How to complete this task
Copy every line from the records that holds the word "xlabel".
Start of Provided records
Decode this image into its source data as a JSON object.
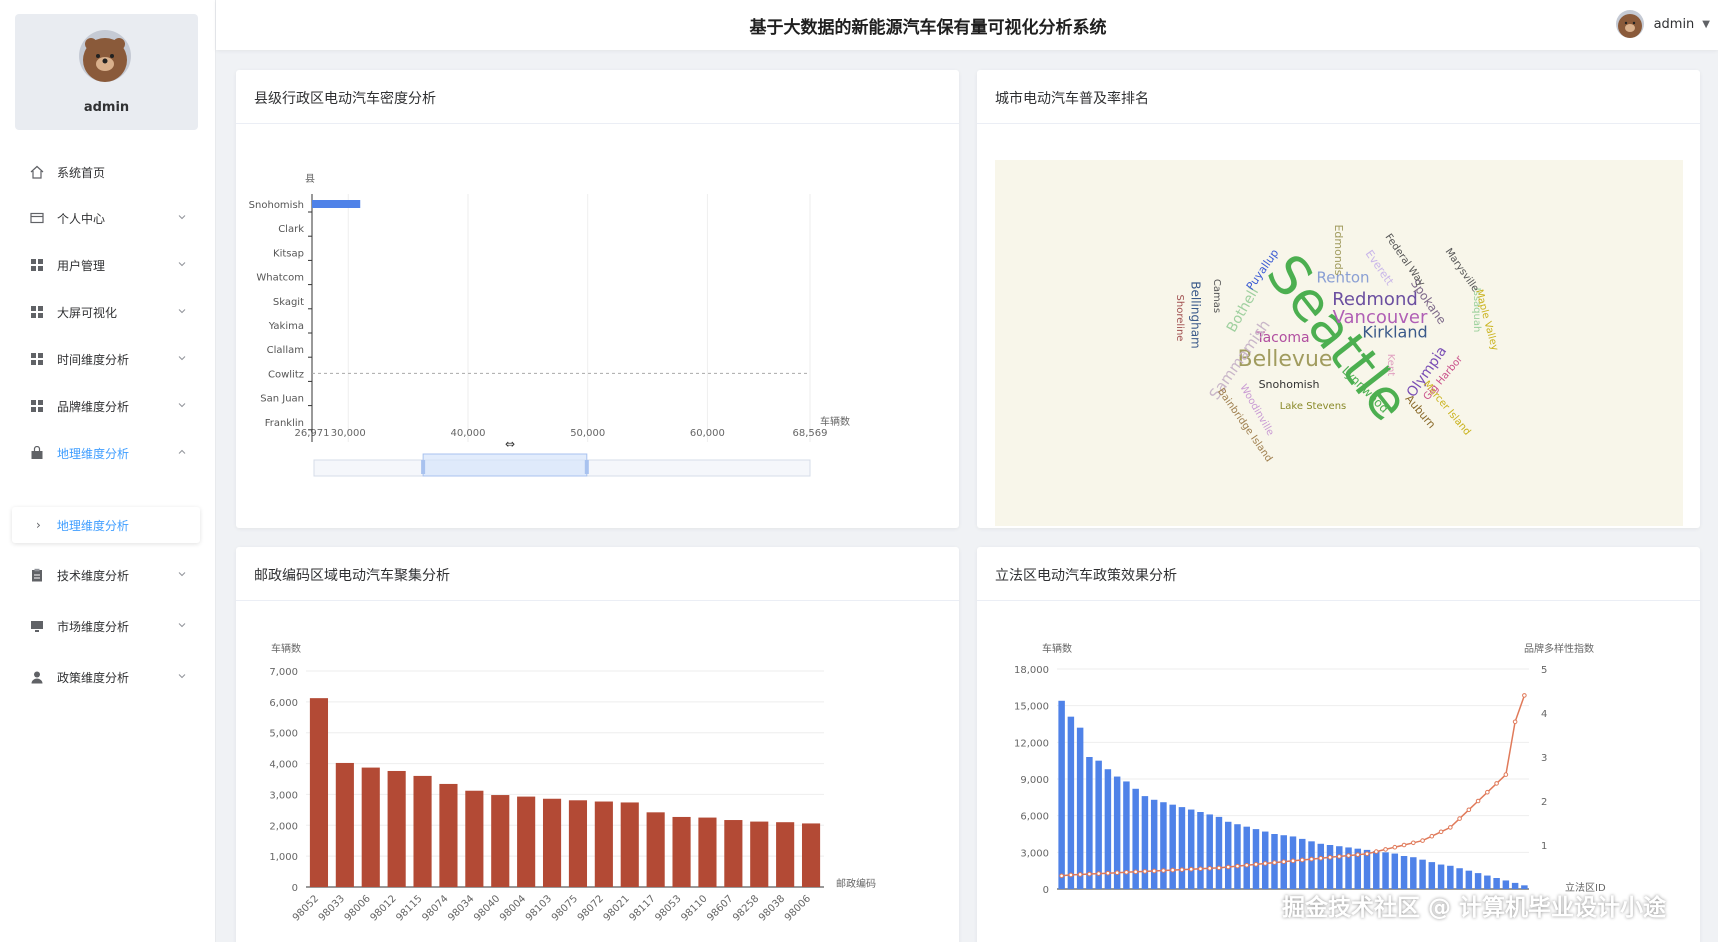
{
  "app": {
    "title": "基于大数据的新能源汽车保有量可视化分析系统",
    "user": "admin"
  },
  "sidebar": {
    "profile_name": "admin",
    "items": [
      {
        "label": "系统首页",
        "icon": "home-icon",
        "expandable": false
      },
      {
        "label": "个人中心",
        "icon": "card-icon",
        "expandable": true
      },
      {
        "label": "用户管理",
        "icon": "grid-icon",
        "expandable": true
      },
      {
        "label": "大屏可视化",
        "icon": "grid-icon",
        "expandable": true
      },
      {
        "label": "时间维度分析",
        "icon": "grid-icon",
        "expandable": true
      },
      {
        "label": "品牌维度分析",
        "icon": "grid-icon",
        "expandable": true
      },
      {
        "label": "地理维度分析",
        "icon": "bag-icon",
        "expandable": true,
        "active": true
      },
      {
        "label": "技术维度分析",
        "icon": "clipboard-icon",
        "expandable": true
      },
      {
        "label": "市场维度分析",
        "icon": "monitor-icon",
        "expandable": true
      },
      {
        "label": "政策维度分析",
        "icon": "user-icon",
        "expandable": true
      }
    ],
    "sub_item": "地理维度分析"
  },
  "cards": {
    "county": {
      "title": "县级行政区电动汽车密度分析"
    },
    "city": {
      "title": "城市电动汽车普及率排名"
    },
    "postal": {
      "title": "邮政编码区域电动汽车聚集分析"
    },
    "legislative": {
      "title": "立法区电动汽车政策效果分析"
    }
  },
  "watermark": "掘金技术社区 @ 计算机毕业设计小途",
  "colors": {
    "accent": "#409eff",
    "bar_blue": "#4f82e8",
    "bar_red": "#b34a35",
    "line_orange": "#e07a5a",
    "wordcloud_bg": "#f8f6ea"
  },
  "chart_data": [
    {
      "type": "bar",
      "orientation": "horizontal",
      "ylabel": "县",
      "xlabel": "车辆数",
      "categories": [
        "Snohomish",
        "Clark",
        "Kitsap",
        "Whatcom",
        "Skagit",
        "Yakima",
        "Clallam",
        "Cowlitz",
        "San Juan",
        "Franklin"
      ],
      "values": [
        31000,
        0,
        0,
        0,
        0,
        0,
        0,
        0,
        0,
        0
      ],
      "x_ticks": [
        "26,971",
        "30,000",
        "40,000",
        "50,000",
        "60,000",
        "68,569"
      ],
      "xlim": [
        26971,
        68569
      ],
      "dashed_line": "Cowlitz",
      "zoom_slider": [
        0.22,
        0.55
      ]
    },
    {
      "type": "wordcloud",
      "words": [
        {
          "text": "Seattle",
          "color": "#4caf50",
          "size": 54,
          "rotate": 52
        },
        {
          "text": "Bellevue",
          "color": "#a19c5f",
          "size": 22,
          "rotate": 0
        },
        {
          "text": "Redmond",
          "color": "#6b4fa0",
          "size": 18,
          "rotate": 0
        },
        {
          "text": "Vancouver",
          "color": "#b05fb5",
          "size": 18,
          "rotate": 0
        },
        {
          "text": "Kirkland",
          "color": "#3b5a8a",
          "size": 16,
          "rotate": 0
        },
        {
          "text": "Renton",
          "color": "#8a9fd4",
          "size": 15,
          "rotate": 0
        },
        {
          "text": "Tacoma",
          "color": "#b14fa0",
          "size": 14,
          "rotate": 0
        },
        {
          "text": "Sammamish",
          "color": "#c9b6c9",
          "size": 15,
          "rotate": -55
        },
        {
          "text": "Bothell",
          "color": "#9fd09f",
          "size": 14,
          "rotate": -60
        },
        {
          "text": "Olympia",
          "color": "#7a4fb5",
          "size": 14,
          "rotate": -55
        },
        {
          "text": "Spokane",
          "color": "#7e6a8a",
          "size": 12,
          "rotate": 55
        },
        {
          "text": "Snohomish",
          "color": "#333333",
          "size": 11,
          "rotate": 0
        },
        {
          "text": "Lynnwood",
          "color": "#4caf50",
          "size": 12,
          "rotate": 45
        },
        {
          "text": "Lake Stevens",
          "color": "#8a8a2a",
          "size": 10,
          "rotate": 0
        },
        {
          "text": "Auburn",
          "color": "#8a6a2a",
          "size": 11,
          "rotate": 50
        },
        {
          "text": "Mercer Island",
          "color": "#c9b21c",
          "size": 10,
          "rotate": 50
        },
        {
          "text": "Gig Harbor",
          "color": "#c94f8a",
          "size": 10,
          "rotate": -50
        },
        {
          "text": "Issaquah",
          "color": "#9ad09a",
          "size": 10,
          "rotate": 90
        },
        {
          "text": "Maple Valley",
          "color": "#c9b21c",
          "size": 10,
          "rotate": 75
        },
        {
          "text": "Marysville",
          "color": "#555555",
          "size": 10,
          "rotate": 55
        },
        {
          "text": "Federal Way",
          "color": "#555555",
          "size": 10,
          "rotate": 55
        },
        {
          "text": "Everett",
          "color": "#c9b6e9",
          "size": 11,
          "rotate": 55
        },
        {
          "text": "Edmonds",
          "color": "#a19c5f",
          "size": 11,
          "rotate": 90
        },
        {
          "text": "Puyallup",
          "color": "#3b5ad4",
          "size": 11,
          "rotate": -55
        },
        {
          "text": "Camas",
          "color": "#555555",
          "size": 10,
          "rotate": 90
        },
        {
          "text": "Bellingham",
          "color": "#3b5a8a",
          "size": 12,
          "rotate": 90
        },
        {
          "text": "Shoreline",
          "color": "#a05050",
          "size": 10,
          "rotate": 90
        },
        {
          "text": "Woodinville",
          "color": "#c99bd4",
          "size": 10,
          "rotate": 60
        },
        {
          "text": "Bainbridge Island",
          "color": "#a08050",
          "size": 10,
          "rotate": 55
        },
        {
          "text": "Kent",
          "color": "#e0a0c0",
          "size": 10,
          "rotate": 90
        }
      ]
    },
    {
      "type": "bar",
      "ylabel": "车辆数",
      "xlabel": "邮政编码",
      "categories": [
        "98052",
        "98033",
        "98006",
        "98012",
        "98115",
        "98074",
        "98034",
        "98040",
        "98004",
        "98103",
        "98075",
        "98072",
        "98021",
        "98117",
        "98053",
        "98110",
        "98607",
        "98258",
        "98038",
        "98006"
      ],
      "values": [
        6120,
        4020,
        3870,
        3760,
        3600,
        3340,
        3120,
        2980,
        2930,
        2860,
        2810,
        2770,
        2740,
        2420,
        2270,
        2250,
        2170,
        2120,
        2100,
        2060
      ],
      "ylim": [
        0,
        7000
      ],
      "y_ticks": [
        "0",
        "1,000",
        "2,000",
        "3,000",
        "4,000",
        "5,000",
        "6,000",
        "7,000"
      ]
    },
    {
      "type": "bar",
      "dual_axis": true,
      "ylabel": "车辆数",
      "y2label": "品牌多样性指数",
      "xlabel": "立法区ID",
      "ylim": [
        0,
        18000
      ],
      "y2lim": [
        0,
        5
      ],
      "y_ticks": [
        "0",
        "3,000",
        "6,000",
        "9,000",
        "12,000",
        "15,000",
        "18,000"
      ],
      "y2_ticks": [
        "1",
        "2",
        "3",
        "4",
        "5"
      ],
      "values": [
        15400,
        14100,
        13200,
        10800,
        10500,
        9800,
        9200,
        8800,
        8200,
        7600,
        7300,
        7100,
        6900,
        6700,
        6500,
        6300,
        6100,
        5900,
        5500,
        5300,
        5100,
        4900,
        4700,
        4500,
        4400,
        4300,
        4100,
        3900,
        3700,
        3600,
        3500,
        3400,
        3300,
        3200,
        3100,
        3000,
        2900,
        2700,
        2600,
        2400,
        2200,
        2000,
        1900,
        1700,
        1500,
        1300,
        1100,
        900,
        700,
        500,
        300
      ],
      "line": [
        0.3,
        0.32,
        0.33,
        0.34,
        0.35,
        0.36,
        0.37,
        0.38,
        0.39,
        0.4,
        0.41,
        0.42,
        0.43,
        0.44,
        0.45,
        0.46,
        0.47,
        0.48,
        0.5,
        0.52,
        0.54,
        0.56,
        0.58,
        0.6,
        0.62,
        0.64,
        0.66,
        0.68,
        0.7,
        0.72,
        0.74,
        0.76,
        0.78,
        0.8,
        0.85,
        0.9,
        0.95,
        1.0,
        1.05,
        1.1,
        1.2,
        1.3,
        1.4,
        1.6,
        1.8,
        2.0,
        2.2,
        2.4,
        2.6,
        3.8,
        4.4
      ]
    }
  ]
}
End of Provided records
Your solution
      "xlabel": "车辆数",
      "xlabel": "邮政编码",
      "xlabel": "立法区ID",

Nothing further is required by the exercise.